Growing up in rural Pennsylvania would turn just about anyone into an environmental activist, according to Candice Carr Kelman.

As a child, she watched housing tracts and shopping centers replace cornfields and forests.

“I wasn’t aware of the environmental movement at the time, but I felt really angry about the disregard with which people treated nature,” she says. “I grew up surrounded by forests and wildlife, and all of a sudden they were transformed into something totally different.”

Today, Carr Kelman dedicates her personal and academic life to promoting environmental sustainability and conservation.

Carr Kelman, a doctoral candidate in planning, policy and design, recently released a sustainability assessment of the UC Irvine campus, covering areas including dining, transportation and purchasing.

The two-year study produced some encouraging results, while showing there are areas that need improvement, says Carr Kelman. Some highlights already implemented by UCI Food Services include:

  • Offering locally grown produce – supporting the local agricultural economy while cutting carbon emissions – as well as certified organic foods.
  • Using biodegradable plates and to-go containers in place of Styrofoam.
  • Switching to cage-free eggs.

“People have to unlearn their dependence on disposables like paper towels, paper plates or individually wrapped juice boxes. It’s amazing that people use these items whimsically and wastefully,” she says.

While UCI won a Best Practices Award for water efficiency at the 2008 UC/CSU/CCC Sustainability Conference, Carr Kelman’s report suggests that UCI could do even better and save money on energy and landscaping costs if it planted native, drought-tolerant species. Her report also recommends a ban on leaf blowers that she says are too noisy and spew pollution.

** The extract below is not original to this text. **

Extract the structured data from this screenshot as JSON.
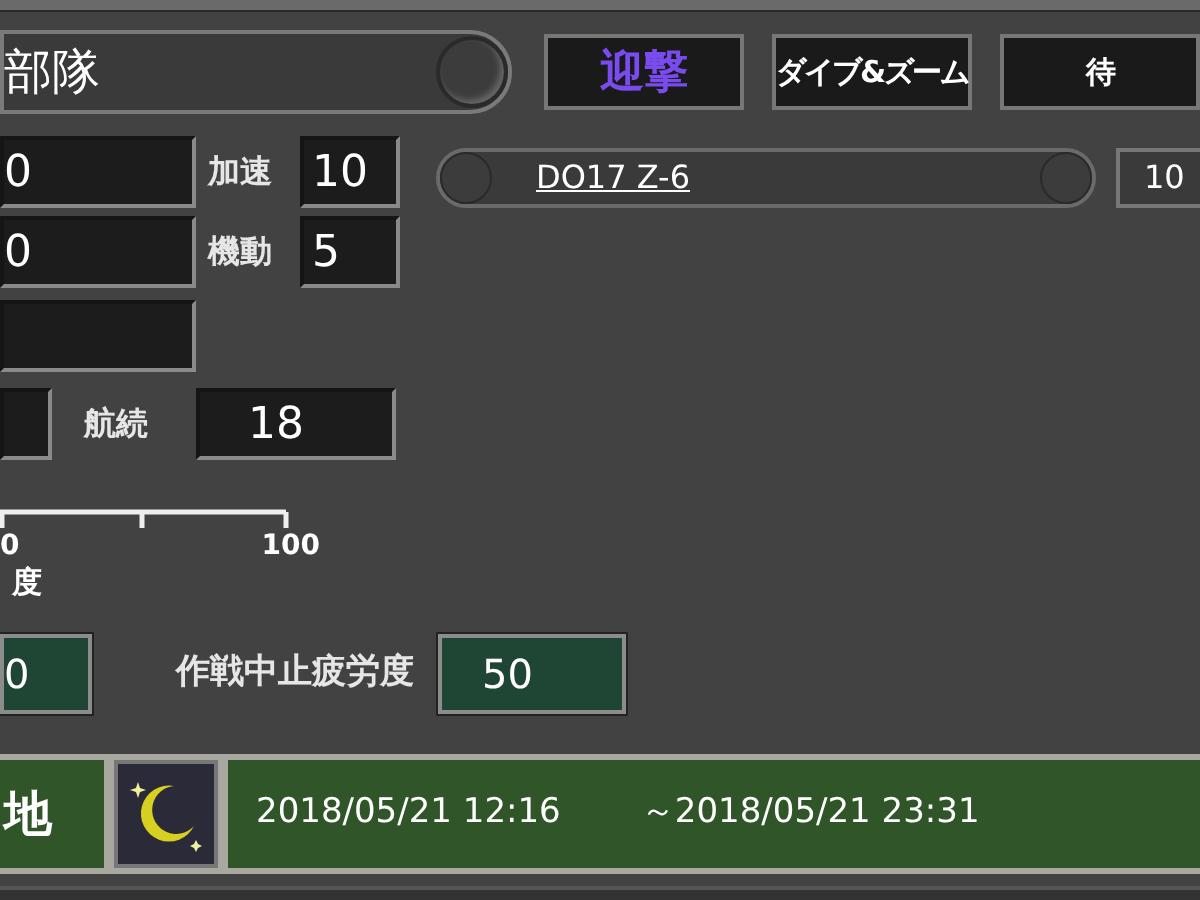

However, she does believe living green is not all about deprivation and sacrifice. It also can be fun.

“Just start by biking around campus on a Saturday and checking out the fresh fruits and veggies at the University Center Farmers’ Market,” she says.

To view the full report, visit